Hi Anurag,
It is not recommended to built a tank of height more than 20 m (for your clarification if the height will increase then tank capacity will also increase), as it is not economical and very safe. But still if there are special requirements like space and another requirement then tank can be design as per API-650 and API-620 (Which cover design, fabrication, inspection and erection of low-pressure and high-pressure tank respectively.
If you want to know in detail about stiffening of the tank walls then you should refer the standard.

1. anurag says:

Sir actually typo error happened. Its Dia. x Ht. (90×18.2). So height is less than 20 only.
My question was about dike capacity. Which clause/code allows to build 232000 cubic metre capacity in single dike in india.

And i have seen two tank of combined storage capacity exceeding 120000 cubic metre.

1. K Nayak says:

In India Petroleum Rules specified by PESO are applicable. Unless you confirm to those rules you will get storage license.

4. Sumit Kumar Singh says:

Ek number Bhai keep going Rehan????????????????????

5. BENSAIFI says:

Bonjour
Apprecuate if You can also indicate the cathodic protection system as zinc sheet under bottom plate or another system.
Thank you
BENSAIFI

6. fatima says:

Hi.
Thank you for your useful information.
I have one question.
In our plan plot, there are two tanks with a radius of 18.8 meters and a height of 16.9 meters(same condition and materials). How is the capacity of the dike wall calculated? Is only the capacity of one tank calculated or the total of 80% of the total tanks?
thank you

1. Rehan Ahmad Khan says:

Hello Fatema,

For your case, Minimum Dyke Capacity will be equal to capacity of one tank, and 80% capacity of both tanks will be more safer.

If the space and budget allows to go beyond minimum requirement, then please go.

I hope, you got my point.

7. Amin Alhefnawy says:
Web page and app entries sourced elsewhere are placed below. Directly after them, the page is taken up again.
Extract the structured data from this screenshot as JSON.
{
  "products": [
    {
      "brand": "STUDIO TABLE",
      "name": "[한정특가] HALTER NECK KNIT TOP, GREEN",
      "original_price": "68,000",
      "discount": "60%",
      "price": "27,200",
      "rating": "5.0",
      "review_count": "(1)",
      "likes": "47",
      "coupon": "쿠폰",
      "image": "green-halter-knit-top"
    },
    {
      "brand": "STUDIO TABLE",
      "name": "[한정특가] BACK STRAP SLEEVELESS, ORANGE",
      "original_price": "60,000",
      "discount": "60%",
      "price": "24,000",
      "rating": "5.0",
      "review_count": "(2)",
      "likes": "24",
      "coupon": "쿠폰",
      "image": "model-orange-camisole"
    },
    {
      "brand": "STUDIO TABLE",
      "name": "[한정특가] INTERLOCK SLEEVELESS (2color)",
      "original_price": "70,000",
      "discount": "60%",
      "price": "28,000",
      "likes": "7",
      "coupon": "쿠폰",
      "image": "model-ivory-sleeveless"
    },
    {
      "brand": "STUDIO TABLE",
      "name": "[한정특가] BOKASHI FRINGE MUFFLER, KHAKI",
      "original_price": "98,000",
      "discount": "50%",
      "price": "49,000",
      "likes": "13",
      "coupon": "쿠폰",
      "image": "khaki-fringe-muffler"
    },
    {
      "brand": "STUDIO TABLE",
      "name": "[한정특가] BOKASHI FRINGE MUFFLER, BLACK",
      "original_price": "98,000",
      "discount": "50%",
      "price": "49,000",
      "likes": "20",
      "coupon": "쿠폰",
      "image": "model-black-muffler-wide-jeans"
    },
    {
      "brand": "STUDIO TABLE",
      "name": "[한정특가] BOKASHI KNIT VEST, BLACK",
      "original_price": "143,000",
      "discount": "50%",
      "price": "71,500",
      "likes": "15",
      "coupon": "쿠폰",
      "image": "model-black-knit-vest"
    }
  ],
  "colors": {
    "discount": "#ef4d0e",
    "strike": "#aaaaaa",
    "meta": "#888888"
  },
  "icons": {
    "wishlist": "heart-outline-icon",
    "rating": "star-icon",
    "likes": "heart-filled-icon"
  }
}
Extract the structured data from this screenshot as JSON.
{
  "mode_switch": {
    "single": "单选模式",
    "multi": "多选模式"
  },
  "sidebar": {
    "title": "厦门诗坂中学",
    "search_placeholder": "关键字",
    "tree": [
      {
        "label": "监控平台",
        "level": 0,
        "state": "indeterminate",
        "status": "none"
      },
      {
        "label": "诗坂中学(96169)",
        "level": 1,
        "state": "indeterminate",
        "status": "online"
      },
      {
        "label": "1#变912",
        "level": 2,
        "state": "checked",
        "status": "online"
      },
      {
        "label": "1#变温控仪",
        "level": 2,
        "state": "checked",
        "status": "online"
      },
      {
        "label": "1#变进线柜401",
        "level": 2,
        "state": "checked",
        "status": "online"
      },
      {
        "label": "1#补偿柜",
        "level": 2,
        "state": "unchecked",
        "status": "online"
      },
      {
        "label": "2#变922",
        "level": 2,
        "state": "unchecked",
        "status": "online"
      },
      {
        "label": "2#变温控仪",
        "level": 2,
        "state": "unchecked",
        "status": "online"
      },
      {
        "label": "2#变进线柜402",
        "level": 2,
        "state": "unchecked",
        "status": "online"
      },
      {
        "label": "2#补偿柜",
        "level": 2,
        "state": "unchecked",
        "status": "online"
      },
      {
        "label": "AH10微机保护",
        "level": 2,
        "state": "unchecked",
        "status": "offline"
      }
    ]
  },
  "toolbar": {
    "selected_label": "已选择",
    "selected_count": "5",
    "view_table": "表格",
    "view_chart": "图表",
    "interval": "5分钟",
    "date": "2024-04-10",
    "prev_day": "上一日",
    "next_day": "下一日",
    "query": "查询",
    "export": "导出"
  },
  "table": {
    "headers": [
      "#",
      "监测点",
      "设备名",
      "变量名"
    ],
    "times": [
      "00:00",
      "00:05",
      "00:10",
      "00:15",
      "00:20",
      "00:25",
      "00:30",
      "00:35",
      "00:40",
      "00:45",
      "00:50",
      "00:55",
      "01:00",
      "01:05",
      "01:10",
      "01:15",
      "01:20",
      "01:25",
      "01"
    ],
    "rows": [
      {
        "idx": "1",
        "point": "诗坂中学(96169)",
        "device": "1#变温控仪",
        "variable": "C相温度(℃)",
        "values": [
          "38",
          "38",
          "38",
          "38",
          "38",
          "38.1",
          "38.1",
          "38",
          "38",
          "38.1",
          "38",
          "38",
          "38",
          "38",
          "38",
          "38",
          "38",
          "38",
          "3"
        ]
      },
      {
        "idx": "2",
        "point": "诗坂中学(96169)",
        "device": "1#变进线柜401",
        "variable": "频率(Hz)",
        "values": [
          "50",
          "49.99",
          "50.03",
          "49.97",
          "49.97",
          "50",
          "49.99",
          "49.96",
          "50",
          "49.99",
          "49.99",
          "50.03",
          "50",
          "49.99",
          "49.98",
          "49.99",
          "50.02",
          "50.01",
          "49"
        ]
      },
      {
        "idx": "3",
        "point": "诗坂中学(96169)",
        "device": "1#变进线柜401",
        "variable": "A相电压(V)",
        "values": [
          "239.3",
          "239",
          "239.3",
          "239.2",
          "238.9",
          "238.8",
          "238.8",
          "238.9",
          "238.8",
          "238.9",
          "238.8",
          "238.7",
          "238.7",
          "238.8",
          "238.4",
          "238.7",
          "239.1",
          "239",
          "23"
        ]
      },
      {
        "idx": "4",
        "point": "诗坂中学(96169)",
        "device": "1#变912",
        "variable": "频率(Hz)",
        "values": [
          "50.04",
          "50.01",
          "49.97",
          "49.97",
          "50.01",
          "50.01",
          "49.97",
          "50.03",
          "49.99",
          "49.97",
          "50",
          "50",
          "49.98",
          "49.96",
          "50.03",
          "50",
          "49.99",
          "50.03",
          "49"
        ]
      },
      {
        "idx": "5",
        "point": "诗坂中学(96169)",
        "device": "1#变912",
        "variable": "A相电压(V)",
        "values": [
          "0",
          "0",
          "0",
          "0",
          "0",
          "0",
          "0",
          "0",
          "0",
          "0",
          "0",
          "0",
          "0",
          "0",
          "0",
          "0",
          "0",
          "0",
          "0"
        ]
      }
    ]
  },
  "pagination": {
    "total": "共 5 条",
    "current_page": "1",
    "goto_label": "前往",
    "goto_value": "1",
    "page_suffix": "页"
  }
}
Hello,
I had 4 condensate tanks each one of capacity 4000m3 in one dike area
What’s the minimum distance of shell to dike wall?
And distance from shell to shell?